British Wildlife Photography Awards 2014 Winners

1
The British Wildlife Photography Awards winners have been revealed, with Lee Acaster from Suffolk taking home the top prize for his shot of a Graylag Goose in London. Acaster, who received £5,000, photographed the animal against an ominous London skyline, with The Shard clearly visible in the background. Here: “Urban Tourist (Graylag Goose)”. Urban category and overall winner. (Photo by Lee Acaster/British Wildlife Photography Awards 2014)
Continue reading »

British Singles Wear Paper Bags to Promote New Dating App

1
A crowd of single people wearing paper bags on their heads emblazoned with personal facts launch a new mobile dating app in London. (Photo: CFP) Continue reading »

The Great British Tattoo Show at Alexandra Palace

1
A woman gets tattooed at The Great British Tattoo Show at Alexandra Palace on May 24, 2014 in London, England. (Photo by Tristan Fewings/Getty Images for Alexandra Palace)
Continue reading »

British Pet Dog Gets Co-Pilot License


Graham Mountford with pet dog Callie inside the aircraft. A pooch pilot with more than 250 flying hours has become the only dog in the United Kingdom to have her own crew card. Continue reading »

Capilano Suspension Bridge, North Vancouver, British Columbia


The Capilano Suspension Bridge is a simple suspension bridge crossing the Capilano River in the District of North Vancouver, British Columbia, Canada. The current bridge is 140 metres (460 ft) long and 70 metres (230 ft) above the river. It is part of a private facility, with an admission fee, and draws over 800,000 visitors a year.

The bridge was originally built in 1889 by George Grant Mackay, a Scottish civil engineer and park commissioner for Vancouver. It was originally made of hemp ropes with a deck of cedar planks, and was replaced with a wire cable bridge in 1903. In 1910 Edward Mahon purchased the Capilano Suspension Bridge. “Mac” MacEachran purchased the Bridge from Mahon in 1935 and invited local natives to place their totem poles in the park, adding a native theme. In 1945, he sold the bridge to Henri Aubeneau.
Continue reading »

British Dog Lover Spends £30,000 On Her Nine Pets

“Like most Brits, Emmie Stevens is dog mad. But the 25-year-old has taken it to the next level, spending £30,000 on her nine pets. Emmie’s dogs enjoy regular manicures and fur dyes and have their own walk in wardrobe to store their £15,000 clothing collection.

Rather than wear out prized pooch Bambi with tiresome walks, Emmie pushes her in one of three baby buggies – but only when there’s no room in her handbag.

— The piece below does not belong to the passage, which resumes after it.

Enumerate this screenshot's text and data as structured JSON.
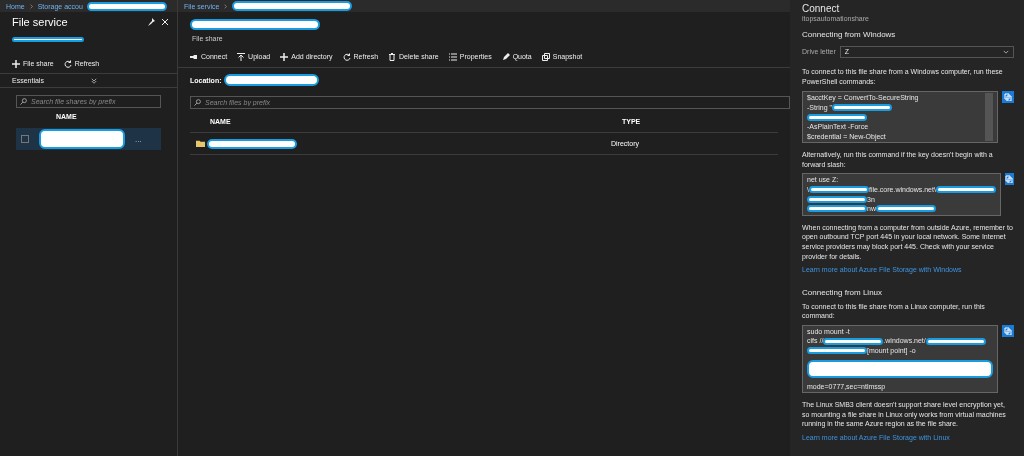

She admits loving her “fluffies” more than her boyfriend Barry Stears, 31,and says previous relationships have failed because men are jealous of the love she gives to her dogs”. – Daily Record


Bailey the Staffordshire bull terrier, holding a red rose. (Photo by Helen Yates/Barcroft Media) Continue reading »

British Led Project Covered the Famous Coastline in Poignant Silhouettes

A pair of British artists have created this stunning installation of 9,000 silhouettes on a D-Day Landings beach to mark international Peace Day. The project, named, ‘The Fallen’ is a tribute to the civilians, German forces and Allies who lost their lives during the Operation Neptune landing on June 6, 1944.

The design was the brainchild of Jamie Wardley, 33, and Andy Moss, 50. Together with a team of volunteers the pair travelled to Arromanches beach, Normandy, to create the silhouettes, which were individually drawn into the sand. Continue reading »

‘Ballgowns: British Glamour’ Celebrates 60 Years of Couture and British Red Carpet Fashion

Here: Atsuko Kudo gown worn by Georgia Frost with dresses by Hardy Amies and Worth of London. Lent by the designer. Carlos Jimenez, © V&A, 2011. Continue reading »

Ralph Lauren’s ‘Very British’ Collection at 2012 New York Fashion Week Finale


From tweeds to country plaids and trouser suits, high-end designer Ralph Lauren’s fall/winter 2012 collection during the final day of the New York Fashion Week was all about British glamor and elegance. The concept was reportedly to get a British aristocratic look enlivened by sudden shocks of shades in between, such as the multi-coloured peacock feather tucked into the lapel or a pair of purple gloves. Apart from this, the collection mainly comprised monochromatic and natural hues occasionally accompanied by a top hat or boyish tweed caps. (Reuters) Continue reading »

The Tan Hill Inn: The Highest Pub in the British Isles

At the top of the Yorkshire Dales, 1,732 feet above sea-level and 11 miles from the nearest town, this most isolated 17th Century pub is one of the few in the land that has seen business thrive of late. Observer photographer Gary Calton was dispatched along with reporter Tracy McVeigh, to find out why.


The Tan Hill Inn at the very top of the Yorkshire Dales. Continue reading »